DATA RECORDS below:

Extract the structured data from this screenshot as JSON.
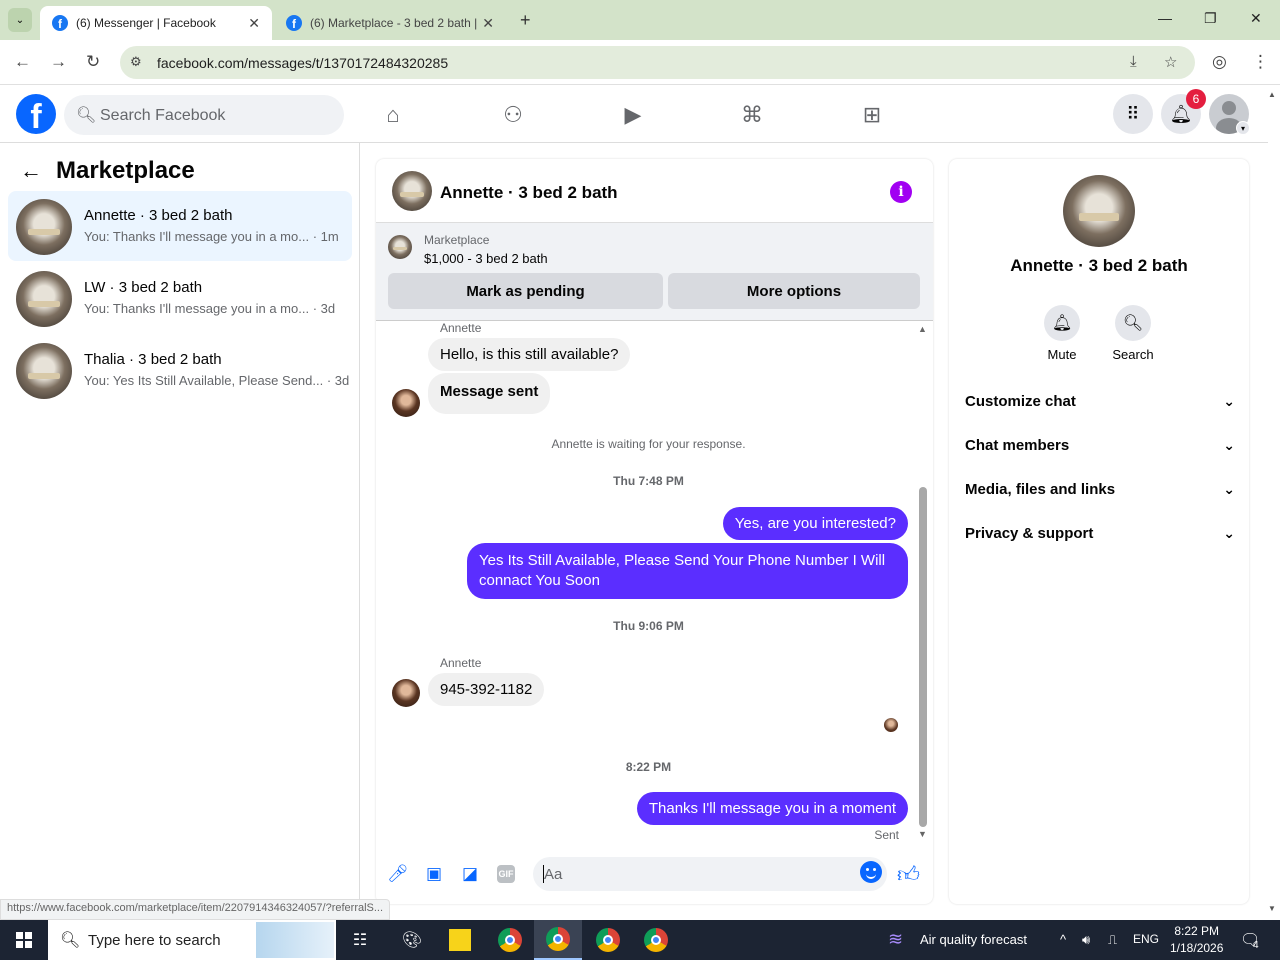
{
  "browser": {
    "tabs": [
      {
        "title": "(6) Messenger | Facebook",
        "active": true
      },
      {
        "title": "(6) Marketplace - 3 bed 2 bath |",
        "active": false
      }
    ],
    "new_tab": "+",
    "window_controls": {
      "minimize": "—",
      "restore": "❐",
      "close": "✕"
    },
    "url": "facebook.com/messages/t/1370172484320285"
  },
  "fb_header": {
    "logo": "f",
    "search_placeholder": "Search Facebook",
    "nav_icons": [
      "home-icon",
      "friends-icon",
      "video-icon",
      "marketplace-icon",
      "gaming-icon"
    ],
    "notification_count": "6"
  },
  "left_panel": {
    "title": "Marketplace",
    "conversations": [
      {
        "name": "Annette · 3 bed 2 bath",
        "snippet": "You: Thanks I'll message you in a mo...",
        "time": "· 1m",
        "selected": true
      },
      {
        "name": "LW · 3 bed 2 bath",
        "snippet": "You: Thanks I'll message you in a mo...",
        "time": "· 3d",
        "selected": false
      },
      {
        "name": "Thalia · 3 bed 2 bath",
        "snippet": "You: Yes Its Still Available, Please Send...",
        "time": "· 3d",
        "selected": false
      }
    ]
  },
  "chat": {
    "title": "Annette · 3 bed 2 bath",
    "listing": {
      "label": "Marketplace",
      "price_title": "$1,000 - 3 bed 2 bath",
      "mark_pending": "Mark as pending",
      "more_options": "More options"
    },
    "messages": {
      "sender1": "Annette",
      "in1": "Hello, is this still available?",
      "in2": "Message sent",
      "waiting_note": "Annette is waiting for your response.",
      "ts1": "Thu 7:48 PM",
      "out1": "Yes, are you interested?",
      "out2": "Yes Its Still Available, Please Send Your Phone Number I Will connact You Soon",
      "ts2": "Thu 9:06 PM",
      "sender2": "Annette",
      "in3": "945-392-1182",
      "ts3": "8:22 PM",
      "out3": "Thanks I'll message you in a moment",
      "status": "Sent"
    },
    "composer_placeholder": "Aa",
    "gif_label": "GIF"
  },
  "right_panel": {
    "name": "Annette · 3 bed 2 bath",
    "actions": [
      {
        "label": "Mute",
        "icon": "bell-icon"
      },
      {
        "label": "Search",
        "icon": "search-icon"
      }
    ],
    "sections": [
      "Customize chat",
      "Chat members",
      "Media, files and links",
      "Privacy & support"
    ]
  },
  "status_link": "https://www.facebook.com/marketplace/item/2207914346324057/?referralS...",
  "taskbar": {
    "search_placeholder": "Type here to search",
    "weather": "Air quality forecast",
    "language": "ENG",
    "time": "8:22 PM",
    "date": "1/18/2026",
    "notification_count": "4"
  },
  "colors": {
    "fb_blue": "#0866ff",
    "outgoing_bubble": "#5b2eff",
    "info_purple": "#a100f2",
    "selected_conv": "#ebf5ff",
    "badge_red": "#e41e3f"
  }
}
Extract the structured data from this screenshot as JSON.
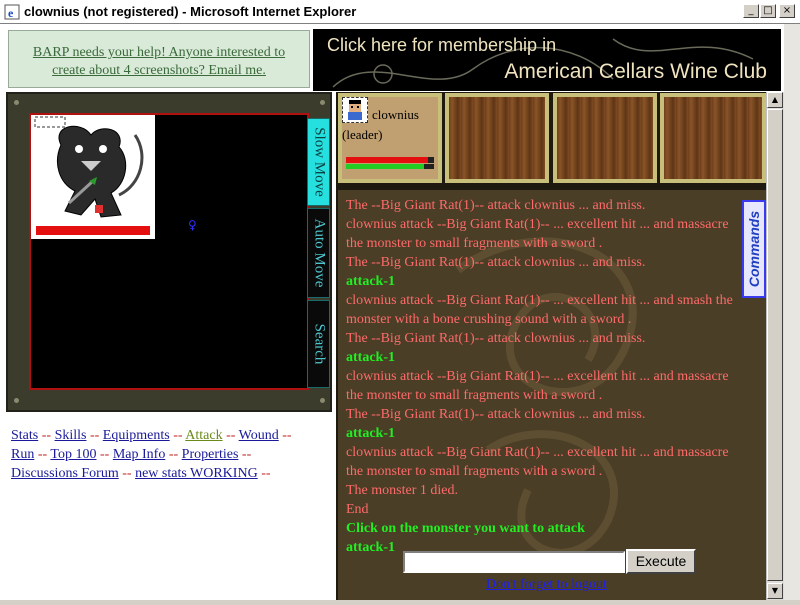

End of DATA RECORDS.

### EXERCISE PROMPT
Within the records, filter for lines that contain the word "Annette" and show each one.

### ANSWER
        "name": "Annette · 3 bed 2 bath",
    "title": "Annette · 3 bed 2 bath",
      "sender1": "Annette",
      "waiting_note": "Annette is waiting for your response.",
      "sender2": "Annette",
    "name": "Annette · 3 bed 2 bath",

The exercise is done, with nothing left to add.